**TASK GOAL:**
Could you copy out every line of the data where the word "Olan" occurs?

**DATASET RECORDS:**
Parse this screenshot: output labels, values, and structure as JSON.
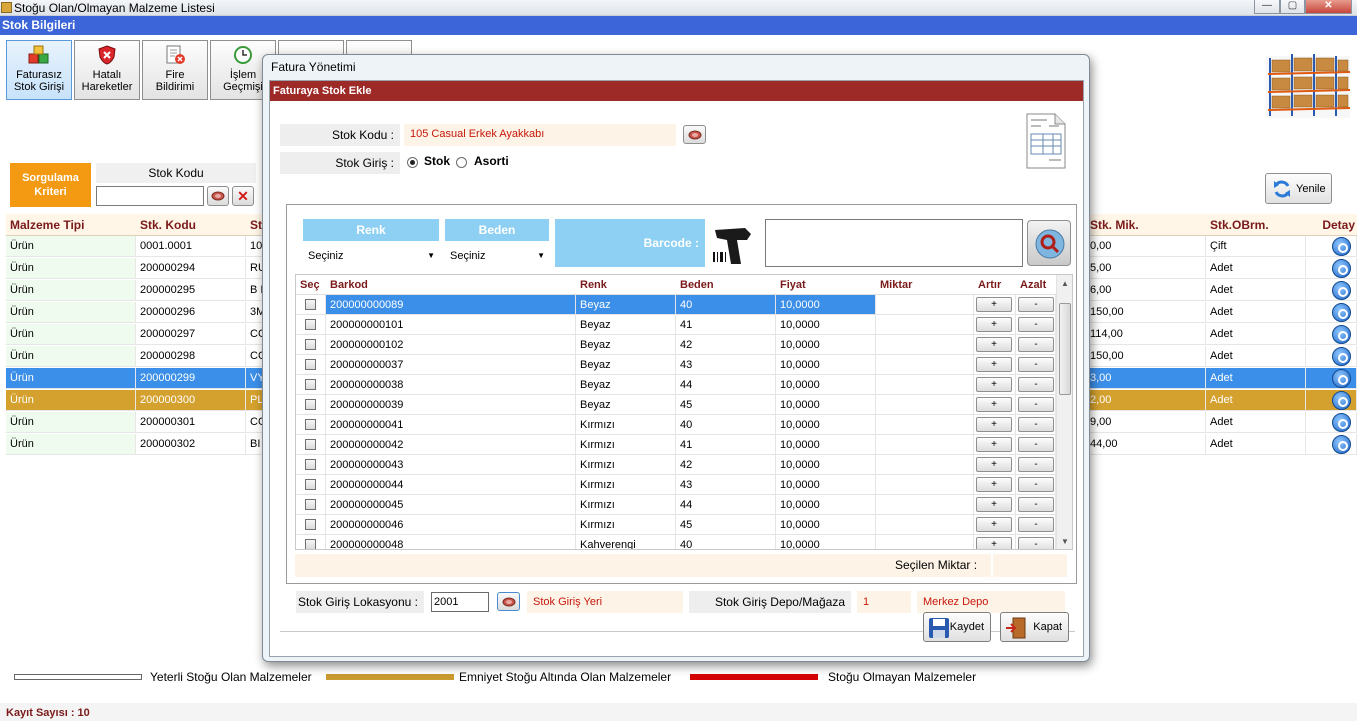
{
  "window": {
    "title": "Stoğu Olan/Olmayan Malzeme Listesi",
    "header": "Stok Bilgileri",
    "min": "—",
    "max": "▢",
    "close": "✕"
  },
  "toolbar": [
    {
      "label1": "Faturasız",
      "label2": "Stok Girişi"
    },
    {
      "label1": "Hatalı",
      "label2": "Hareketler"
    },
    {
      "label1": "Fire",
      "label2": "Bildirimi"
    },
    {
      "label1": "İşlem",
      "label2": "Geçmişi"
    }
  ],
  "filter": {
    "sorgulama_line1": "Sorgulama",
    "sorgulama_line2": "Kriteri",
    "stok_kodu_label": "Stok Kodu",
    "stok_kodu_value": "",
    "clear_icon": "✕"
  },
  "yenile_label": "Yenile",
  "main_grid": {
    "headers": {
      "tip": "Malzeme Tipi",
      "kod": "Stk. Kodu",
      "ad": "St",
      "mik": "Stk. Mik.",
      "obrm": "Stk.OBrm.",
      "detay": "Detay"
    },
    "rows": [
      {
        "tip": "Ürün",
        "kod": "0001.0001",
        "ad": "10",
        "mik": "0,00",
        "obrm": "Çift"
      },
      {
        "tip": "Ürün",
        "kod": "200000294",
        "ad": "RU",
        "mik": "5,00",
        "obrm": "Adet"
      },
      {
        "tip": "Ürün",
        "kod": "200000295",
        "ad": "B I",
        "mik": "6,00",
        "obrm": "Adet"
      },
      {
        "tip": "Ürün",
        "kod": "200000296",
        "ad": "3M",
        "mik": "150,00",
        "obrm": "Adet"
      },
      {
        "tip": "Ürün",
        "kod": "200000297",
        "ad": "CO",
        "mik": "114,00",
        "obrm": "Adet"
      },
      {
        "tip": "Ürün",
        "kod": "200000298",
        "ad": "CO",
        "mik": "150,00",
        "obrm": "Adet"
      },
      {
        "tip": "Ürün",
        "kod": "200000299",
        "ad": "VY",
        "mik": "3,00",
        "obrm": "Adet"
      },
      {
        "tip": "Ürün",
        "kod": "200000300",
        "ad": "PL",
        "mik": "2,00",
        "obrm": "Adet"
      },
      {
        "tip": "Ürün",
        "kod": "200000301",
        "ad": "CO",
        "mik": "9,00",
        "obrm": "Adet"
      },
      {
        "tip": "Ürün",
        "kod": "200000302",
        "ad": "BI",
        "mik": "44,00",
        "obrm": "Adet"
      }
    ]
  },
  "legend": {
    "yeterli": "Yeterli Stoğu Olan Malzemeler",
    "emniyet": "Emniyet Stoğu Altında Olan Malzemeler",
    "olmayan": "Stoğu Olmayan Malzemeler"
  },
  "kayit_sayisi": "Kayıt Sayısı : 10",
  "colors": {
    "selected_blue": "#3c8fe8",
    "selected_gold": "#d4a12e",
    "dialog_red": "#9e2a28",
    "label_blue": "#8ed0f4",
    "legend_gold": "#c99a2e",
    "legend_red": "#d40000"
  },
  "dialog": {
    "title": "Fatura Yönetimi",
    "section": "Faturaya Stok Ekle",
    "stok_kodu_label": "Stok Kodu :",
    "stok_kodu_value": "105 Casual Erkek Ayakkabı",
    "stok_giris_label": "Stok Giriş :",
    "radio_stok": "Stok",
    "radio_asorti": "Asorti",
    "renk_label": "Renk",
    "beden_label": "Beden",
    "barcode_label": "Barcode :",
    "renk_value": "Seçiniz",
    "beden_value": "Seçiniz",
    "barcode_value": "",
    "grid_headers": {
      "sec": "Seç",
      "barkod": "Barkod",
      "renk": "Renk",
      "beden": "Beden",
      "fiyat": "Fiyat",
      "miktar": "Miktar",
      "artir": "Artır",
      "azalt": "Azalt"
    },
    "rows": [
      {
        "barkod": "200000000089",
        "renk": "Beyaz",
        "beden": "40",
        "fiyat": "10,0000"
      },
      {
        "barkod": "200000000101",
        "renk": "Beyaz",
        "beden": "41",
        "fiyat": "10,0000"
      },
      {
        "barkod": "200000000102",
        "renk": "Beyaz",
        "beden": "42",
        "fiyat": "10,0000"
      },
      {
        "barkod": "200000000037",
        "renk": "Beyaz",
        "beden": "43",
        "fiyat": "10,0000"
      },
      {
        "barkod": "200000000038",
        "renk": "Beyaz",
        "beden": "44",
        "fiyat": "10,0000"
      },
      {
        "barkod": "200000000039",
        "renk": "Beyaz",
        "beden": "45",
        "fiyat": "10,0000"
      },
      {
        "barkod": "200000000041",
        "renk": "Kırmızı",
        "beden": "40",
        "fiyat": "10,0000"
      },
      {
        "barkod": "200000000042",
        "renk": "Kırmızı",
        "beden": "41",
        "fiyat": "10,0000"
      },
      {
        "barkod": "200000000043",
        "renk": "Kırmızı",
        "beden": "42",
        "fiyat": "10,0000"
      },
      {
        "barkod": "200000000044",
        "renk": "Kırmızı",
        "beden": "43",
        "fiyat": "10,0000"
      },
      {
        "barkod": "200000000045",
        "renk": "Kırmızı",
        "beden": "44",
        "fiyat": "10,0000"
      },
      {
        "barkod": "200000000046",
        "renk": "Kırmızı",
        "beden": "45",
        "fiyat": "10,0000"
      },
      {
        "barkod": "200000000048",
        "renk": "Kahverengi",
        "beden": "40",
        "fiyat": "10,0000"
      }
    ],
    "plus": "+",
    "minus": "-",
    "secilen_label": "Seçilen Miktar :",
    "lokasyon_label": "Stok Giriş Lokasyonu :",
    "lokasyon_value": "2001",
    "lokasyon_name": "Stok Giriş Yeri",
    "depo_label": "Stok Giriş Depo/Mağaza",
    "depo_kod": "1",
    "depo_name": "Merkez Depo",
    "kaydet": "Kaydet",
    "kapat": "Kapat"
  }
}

**EXERCISE ANSWER:**
    "title": "Stoğu Olan/Olmayan Malzeme Listesi",
    "yeterli": "Yeterli Stoğu Olan Malzemeler",
    "emniyet": "Emniyet Stoğu Altında Olan Malzemeler",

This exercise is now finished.